--- START ---

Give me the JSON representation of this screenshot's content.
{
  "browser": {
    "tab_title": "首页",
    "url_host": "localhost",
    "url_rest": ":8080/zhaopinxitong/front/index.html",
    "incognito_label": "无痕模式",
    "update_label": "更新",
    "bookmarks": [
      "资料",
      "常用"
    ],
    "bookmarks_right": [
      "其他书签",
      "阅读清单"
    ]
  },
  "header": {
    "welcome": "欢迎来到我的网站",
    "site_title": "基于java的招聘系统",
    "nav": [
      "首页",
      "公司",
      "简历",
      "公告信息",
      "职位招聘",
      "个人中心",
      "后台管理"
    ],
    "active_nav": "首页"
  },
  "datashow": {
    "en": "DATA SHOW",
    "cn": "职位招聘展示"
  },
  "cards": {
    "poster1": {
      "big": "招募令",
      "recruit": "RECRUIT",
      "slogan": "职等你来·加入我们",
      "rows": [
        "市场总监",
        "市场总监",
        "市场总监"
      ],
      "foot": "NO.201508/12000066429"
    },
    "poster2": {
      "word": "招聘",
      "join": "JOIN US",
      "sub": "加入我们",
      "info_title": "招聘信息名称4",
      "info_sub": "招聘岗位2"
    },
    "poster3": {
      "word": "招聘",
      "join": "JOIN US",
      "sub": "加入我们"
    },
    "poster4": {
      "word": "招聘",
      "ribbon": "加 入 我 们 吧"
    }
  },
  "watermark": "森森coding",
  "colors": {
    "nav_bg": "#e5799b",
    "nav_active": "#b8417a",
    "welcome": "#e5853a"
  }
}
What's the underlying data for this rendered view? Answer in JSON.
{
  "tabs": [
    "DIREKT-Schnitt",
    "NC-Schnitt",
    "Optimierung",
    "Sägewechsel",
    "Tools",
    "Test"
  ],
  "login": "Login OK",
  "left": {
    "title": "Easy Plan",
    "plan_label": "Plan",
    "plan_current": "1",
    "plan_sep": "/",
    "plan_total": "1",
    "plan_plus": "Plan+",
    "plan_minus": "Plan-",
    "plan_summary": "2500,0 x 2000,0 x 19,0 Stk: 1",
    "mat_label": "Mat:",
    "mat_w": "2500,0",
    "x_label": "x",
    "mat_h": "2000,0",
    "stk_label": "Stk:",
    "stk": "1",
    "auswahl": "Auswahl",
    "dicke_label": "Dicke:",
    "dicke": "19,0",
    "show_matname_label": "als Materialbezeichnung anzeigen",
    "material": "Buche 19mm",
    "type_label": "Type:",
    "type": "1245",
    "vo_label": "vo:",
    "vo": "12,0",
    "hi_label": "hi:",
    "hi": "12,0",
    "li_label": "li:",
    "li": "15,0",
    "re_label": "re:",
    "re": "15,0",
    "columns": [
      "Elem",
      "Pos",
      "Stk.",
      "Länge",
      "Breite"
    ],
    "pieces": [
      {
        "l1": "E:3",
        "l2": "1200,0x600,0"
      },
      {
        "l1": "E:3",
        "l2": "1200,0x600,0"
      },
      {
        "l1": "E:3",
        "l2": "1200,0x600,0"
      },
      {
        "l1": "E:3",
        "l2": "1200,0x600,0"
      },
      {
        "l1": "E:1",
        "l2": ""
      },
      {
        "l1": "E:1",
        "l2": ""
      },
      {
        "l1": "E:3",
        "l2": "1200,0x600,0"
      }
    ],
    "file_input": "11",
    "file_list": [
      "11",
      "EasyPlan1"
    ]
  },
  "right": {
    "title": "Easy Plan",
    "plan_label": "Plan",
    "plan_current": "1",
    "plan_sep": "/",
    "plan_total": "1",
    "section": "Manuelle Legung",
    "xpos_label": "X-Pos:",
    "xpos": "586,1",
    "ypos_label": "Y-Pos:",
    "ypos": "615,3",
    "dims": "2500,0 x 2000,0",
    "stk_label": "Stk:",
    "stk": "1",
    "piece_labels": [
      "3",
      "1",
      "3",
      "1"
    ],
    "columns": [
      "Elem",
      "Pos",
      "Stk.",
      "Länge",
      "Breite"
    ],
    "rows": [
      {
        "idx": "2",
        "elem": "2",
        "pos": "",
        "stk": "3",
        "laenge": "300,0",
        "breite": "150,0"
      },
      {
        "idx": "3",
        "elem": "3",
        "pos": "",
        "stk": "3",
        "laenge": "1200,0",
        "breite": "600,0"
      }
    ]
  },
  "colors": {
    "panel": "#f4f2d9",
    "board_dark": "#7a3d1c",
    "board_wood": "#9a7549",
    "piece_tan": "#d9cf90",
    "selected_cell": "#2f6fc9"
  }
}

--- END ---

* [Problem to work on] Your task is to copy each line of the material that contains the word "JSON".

* [Result]
Give me the JSON representation of this screenshot's content.
What's the underlying data for this rendered view? Answer in JSON.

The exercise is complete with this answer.